_Problem statement:_
The response must consist of every record, restated word for word.

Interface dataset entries

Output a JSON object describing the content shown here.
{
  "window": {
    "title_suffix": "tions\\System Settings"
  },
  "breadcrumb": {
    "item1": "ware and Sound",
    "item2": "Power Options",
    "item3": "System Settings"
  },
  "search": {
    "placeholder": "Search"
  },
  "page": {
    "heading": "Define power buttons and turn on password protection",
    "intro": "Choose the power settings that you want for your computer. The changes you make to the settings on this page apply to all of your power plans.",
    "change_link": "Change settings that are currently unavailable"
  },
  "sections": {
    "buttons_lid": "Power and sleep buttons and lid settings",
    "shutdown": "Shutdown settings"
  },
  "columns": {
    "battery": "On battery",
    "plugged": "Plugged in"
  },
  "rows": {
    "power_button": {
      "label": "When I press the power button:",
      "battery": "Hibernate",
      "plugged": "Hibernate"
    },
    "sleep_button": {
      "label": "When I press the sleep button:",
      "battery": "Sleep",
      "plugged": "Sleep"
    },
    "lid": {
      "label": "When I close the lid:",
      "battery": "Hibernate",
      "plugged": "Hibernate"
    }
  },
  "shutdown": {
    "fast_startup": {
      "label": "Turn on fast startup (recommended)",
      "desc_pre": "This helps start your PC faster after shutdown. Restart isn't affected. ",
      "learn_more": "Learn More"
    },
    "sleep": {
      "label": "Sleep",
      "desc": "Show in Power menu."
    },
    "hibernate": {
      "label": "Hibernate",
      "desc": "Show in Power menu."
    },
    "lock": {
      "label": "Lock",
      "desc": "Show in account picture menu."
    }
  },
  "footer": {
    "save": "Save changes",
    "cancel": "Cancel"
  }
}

_Exercise answer:_
Output a JSON object describing the content shown here.
{
  "window": {
    "title_suffix": "tions\\System Settings"
  },
  "breadcrumb": {
    "item1": "ware and Sound",
    "item2": "Power Options",
    "item3": "System Settings"
  },
  "search": {
    "placeholder": "Search"
  },
  "page": {
    "heading": "Define power buttons and turn on password protection",
    "intro": "Choose the power settings that you want for your computer. The changes you make to the settings on this page apply to all of your power plans.",
    "change_link": "Change settings that are currently unavailable"
  },
  "sections": {
    "buttons_lid": "Power and sleep buttons and lid settings",
    "shutdown": "Shutdown settings"
  },
  "columns": {
    "battery": "On battery",
    "plugged": "Plugged in"
  },
  "rows": {
    "power_button": {
      "label": "When I press the power button:",
      "battery": "Hibernate",
      "plugged": "Hibernate"
    },
    "sleep_button": {
      "label": "When I press the sleep button:",
      "battery": "Sleep",
      "plugged": "Sleep"
    },
    "lid": {
      "label": "When I close the lid:",
      "battery": "Hibernate",
      "plugged": "Hibernate"
    }
  },
  "shutdown": {
    "fast_startup": {
      "label": "Turn on fast startup (recommended)",
      "desc_pre": "This helps start your PC faster after shutdown. Restart isn't affected. ",
      "learn_more": "Learn More"
    },
    "sleep": {
      "label": "Sleep",
      "desc": "Show in Power menu."
    },
    "hibernate": {
      "label": "Hibernate",
      "desc": "Show in Power menu."
    },
    "lock": {
      "label": "Lock",
      "desc": "Show in account picture menu."
    }
  },
  "footer": {
    "save": "Save changes",
    "cancel": "Cancel"
  }
}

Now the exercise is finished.